- _Work to complete_: Every picture is to be removed, and all the data is to be copied exactly.

——————

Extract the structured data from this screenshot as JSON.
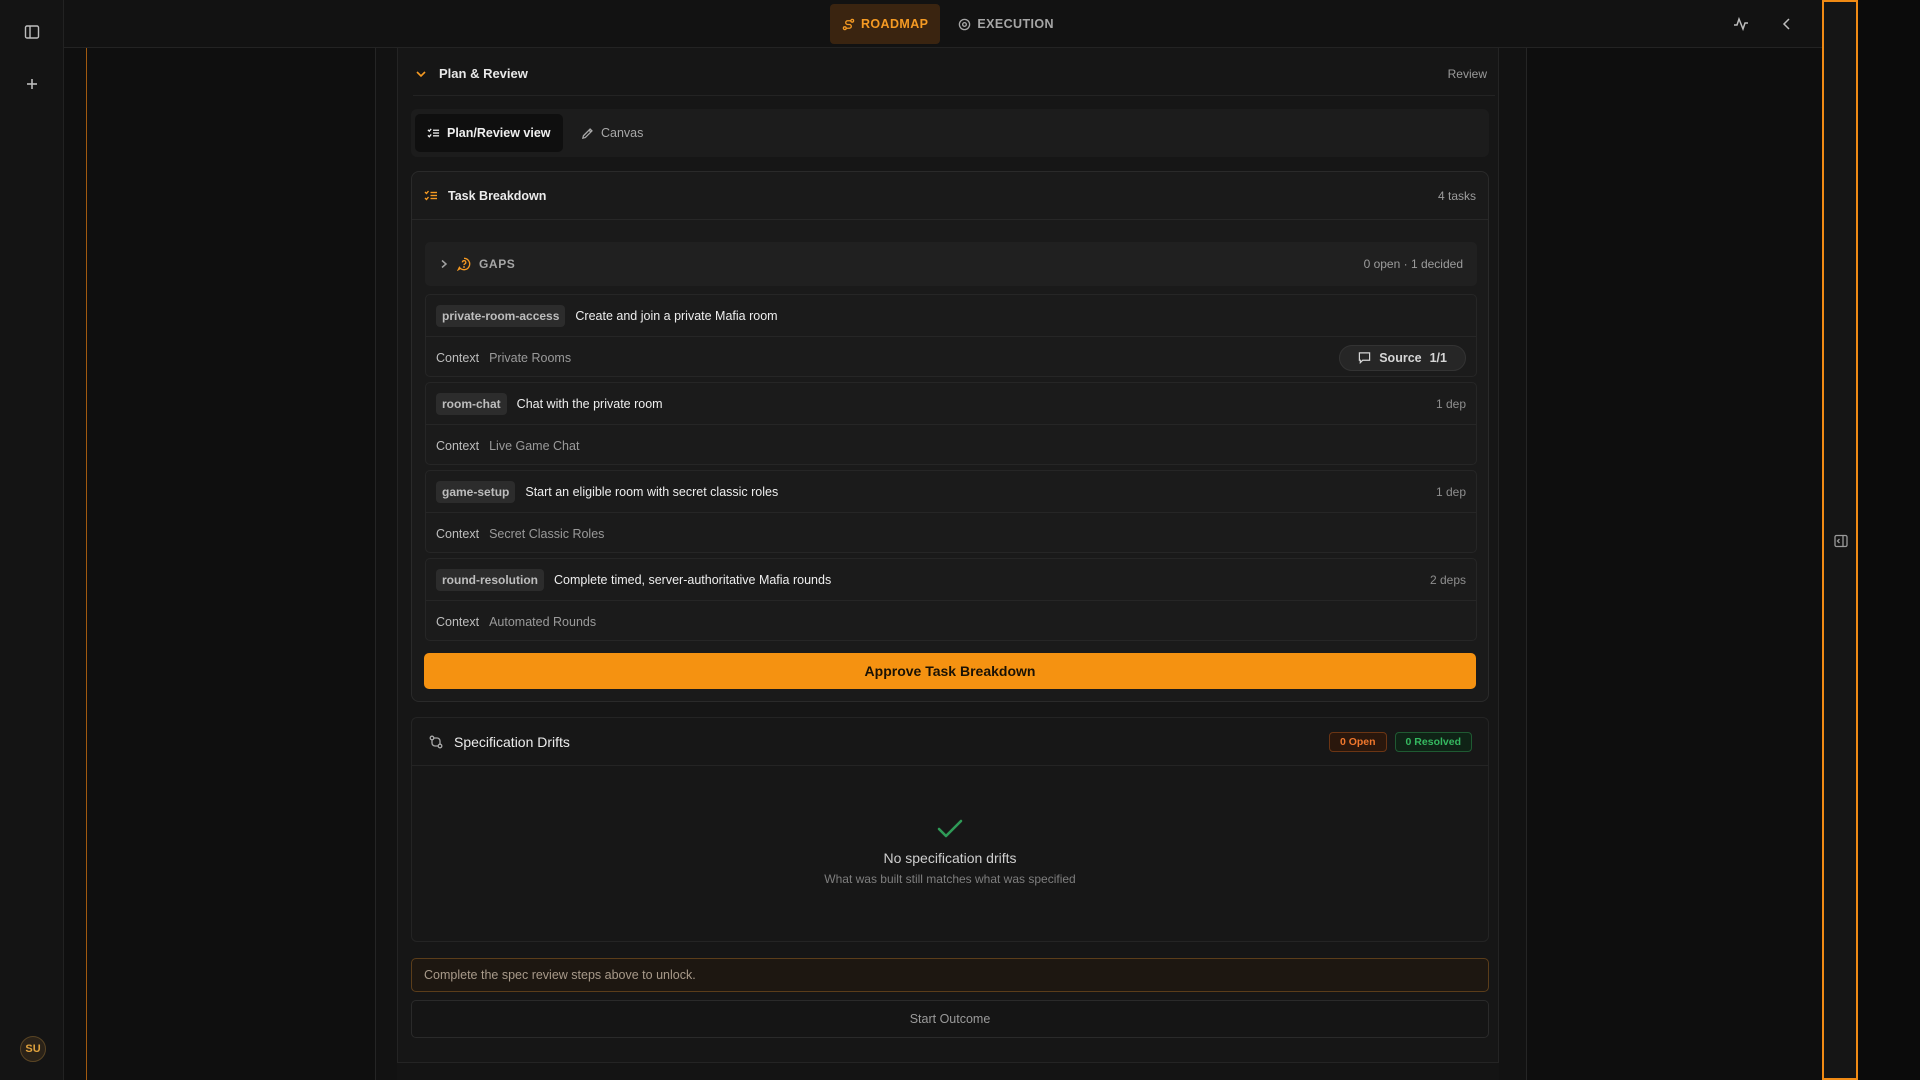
{
  "topbar": {
    "tabs": [
      {
        "label": "ROADMAP",
        "active": true
      },
      {
        "label": "EXECUTION",
        "active": false
      }
    ]
  },
  "rail": {
    "avatar_initials": "SU"
  },
  "plan_review": {
    "title": "Plan & Review",
    "right_label": "Review",
    "views": [
      {
        "label": "Plan/Review view",
        "active": true
      },
      {
        "label": "Canvas",
        "active": false
      }
    ]
  },
  "task_breakdown": {
    "title": "Task Breakdown",
    "count": "4 tasks",
    "gaps": {
      "label": "GAPS",
      "meta": "0 open · 1 decided"
    },
    "context_label": "Context",
    "tasks": [
      {
        "id": "private-room-access",
        "name": "Create and join a private Mafia room",
        "deps": "",
        "context": "Private Rooms",
        "source": "Source",
        "source_count": "1/1"
      },
      {
        "id": "room-chat",
        "name": "Chat with the private room",
        "deps": "1 dep",
        "context": "Live Game Chat"
      },
      {
        "id": "game-setup",
        "name": "Start an eligible room with secret classic roles",
        "deps": "1 dep",
        "context": "Secret Classic Roles"
      },
      {
        "id": "round-resolution",
        "name": "Complete timed, server-authoritative Mafia rounds",
        "deps": "2 deps",
        "context": "Automated Rounds"
      }
    ],
    "approve_label": "Approve Task Breakdown"
  },
  "drifts": {
    "title": "Specification Drifts",
    "open_badge": "0 Open",
    "resolved_badge": "0 Resolved",
    "empty_title": "No specification drifts",
    "empty_sub": "What was built still matches what was specified"
  },
  "outcome": {
    "unlock_note": "Complete the spec review steps above to unlock.",
    "start_label": "Start Outcome"
  },
  "colors": {
    "accent": "#f59211",
    "success": "#35b960",
    "warning": "#f0772c"
  }
}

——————

- _Solution below_:
Extract the structured data from this screenshot as JSON.
{
  "topbar": {
    "tabs": [
      {
        "label": "ROADMAP",
        "active": true
      },
      {
        "label": "EXECUTION",
        "active": false
      }
    ]
  },
  "rail": {
    "avatar_initials": "SU"
  },
  "plan_review": {
    "title": "Plan & Review",
    "right_label": "Review",
    "views": [
      {
        "label": "Plan/Review view",
        "active": true
      },
      {
        "label": "Canvas",
        "active": false
      }
    ]
  },
  "task_breakdown": {
    "title": "Task Breakdown",
    "count": "4 tasks",
    "gaps": {
      "label": "GAPS",
      "meta": "0 open · 1 decided"
    },
    "context_label": "Context",
    "tasks": [
      {
        "id": "private-room-access",
        "name": "Create and join a private Mafia room",
        "deps": "",
        "context": "Private Rooms",
        "source": "Source",
        "source_count": "1/1"
      },
      {
        "id": "room-chat",
        "name": "Chat with the private room",
        "deps": "1 dep",
        "context": "Live Game Chat"
      },
      {
        "id": "game-setup",
        "name": "Start an eligible room with secret classic roles",
        "deps": "1 dep",
        "context": "Secret Classic Roles"
      },
      {
        "id": "round-resolution",
        "name": "Complete timed, server-authoritative Mafia rounds",
        "deps": "2 deps",
        "context": "Automated Rounds"
      }
    ],
    "approve_label": "Approve Task Breakdown"
  },
  "drifts": {
    "title": "Specification Drifts",
    "open_badge": "0 Open",
    "resolved_badge": "0 Resolved",
    "empty_title": "No specification drifts",
    "empty_sub": "What was built still matches what was specified"
  },
  "outcome": {
    "unlock_note": "Complete the spec review steps above to unlock.",
    "start_label": "Start Outcome"
  },
  "colors": {
    "accent": "#f59211",
    "success": "#35b960",
    "warning": "#f0772c"
  }
}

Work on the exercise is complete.